> _EXERCISE OBJECTIVE_
Every line of the data that includes "Twitch" should be copied out.

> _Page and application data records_

<<<<

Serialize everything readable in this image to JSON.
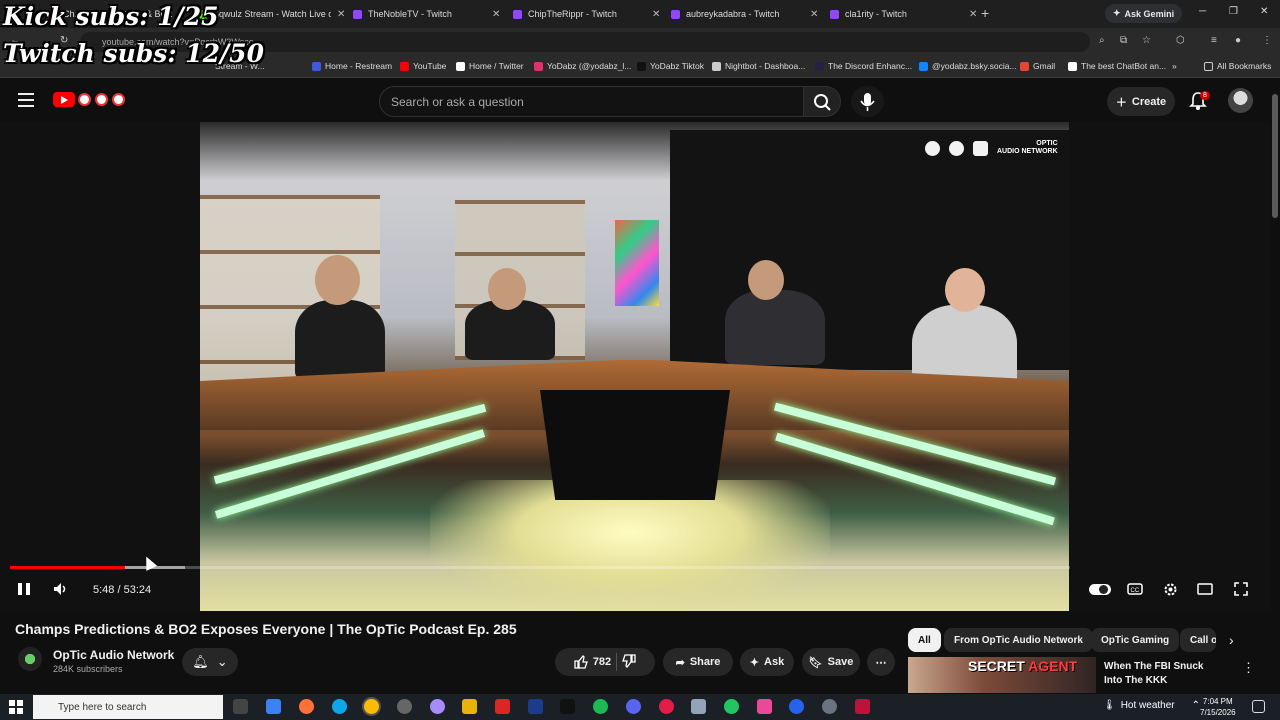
{
  "overlay": {
    "kick_subs": "Kick subs: 1/25",
    "twitch_subs": "Twitch subs: 12/50"
  },
  "browser": {
    "tabs": [
      {
        "label": "Champs Predictions & BO2 ..."
      },
      {
        "label": "Sqwulz Stream - Watch Live on"
      },
      {
        "label": "TheNobleTV - Twitch"
      },
      {
        "label": "ChipTheRippr - Twitch"
      },
      {
        "label": "aubreykadabra - Twitch"
      },
      {
        "label": "cla1rity - Twitch"
      }
    ],
    "new_tab": "+",
    "gemini_label": "Ask Gemini",
    "url": "youtube.com/watch?v=PqcrbW3Wsco",
    "bookmarks": [
      {
        "label": "Home - Restream",
        "color": "#3b5bdb"
      },
      {
        "label": "YouTube",
        "color": "#ff0000"
      },
      {
        "label": "Home / Twitter",
        "color": "#ffffff"
      },
      {
        "label": "YoDabz (@yodabz_l...",
        "color": "#e1306c"
      },
      {
        "label": "YoDabz Tiktok",
        "color": "#111111"
      },
      {
        "label": "Nightbot - Dashboa...",
        "color": "#cccccc"
      },
      {
        "label": "The Discord Enhanc...",
        "color": "#222244"
      },
      {
        "label": "@yodabz.bsky.socia...",
        "color": "#1185fe"
      },
      {
        "label": "Gmail",
        "color": "#ea4335"
      },
      {
        "label": "The best ChatBot an...",
        "color": "#ffffff"
      }
    ],
    "bookmark_partial": "Stream - W...",
    "all_bookmarks": "All Bookmarks"
  },
  "youtube": {
    "search_placeholder": "Search or ask a question",
    "create_label": "Create",
    "notification_count": "8",
    "player": {
      "current_time": "5:48",
      "duration": "53:24",
      "time_display": "5:48 / 53:24",
      "progress_fraction": 0.1086,
      "watermark": "OPTIC\nAUDIO NETWORK"
    },
    "video_title": "Champs Predictions & BO2 Exposes Everyone | The OpTic Podcast Ep. 285",
    "channel": {
      "name": "OpTic Audio Network",
      "subscribers": "284K subscribers"
    },
    "likes": "782",
    "share_label": "Share",
    "ask_label": "Ask",
    "save_label": "Save",
    "chips": [
      {
        "label": "All",
        "active": true
      },
      {
        "label": "From OpTic Audio Network",
        "active": false
      },
      {
        "label": "OpTic Gaming",
        "active": false
      },
      {
        "label": "Call o",
        "active": false
      }
    ],
    "recommendation": {
      "thumb_text_1": "SECRET",
      "thumb_text_2": "AGENT",
      "title": "When The FBI Snuck Into The KKK"
    }
  },
  "taskbar": {
    "search_placeholder": "Type here to search",
    "weather": "Hot weather",
    "time": "7:04 PM",
    "date": "7/15/2026"
  }
}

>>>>

> _ANSWER_
    "twitch_subs": "Twitch subs: 12/50"
        "label": "TheNobleTV - Twitch"
        "label": "ChipTheRippr - Twitch"
        "label": "aubreykadabra - Twitch"
        "label": "cla1rity - Twitch"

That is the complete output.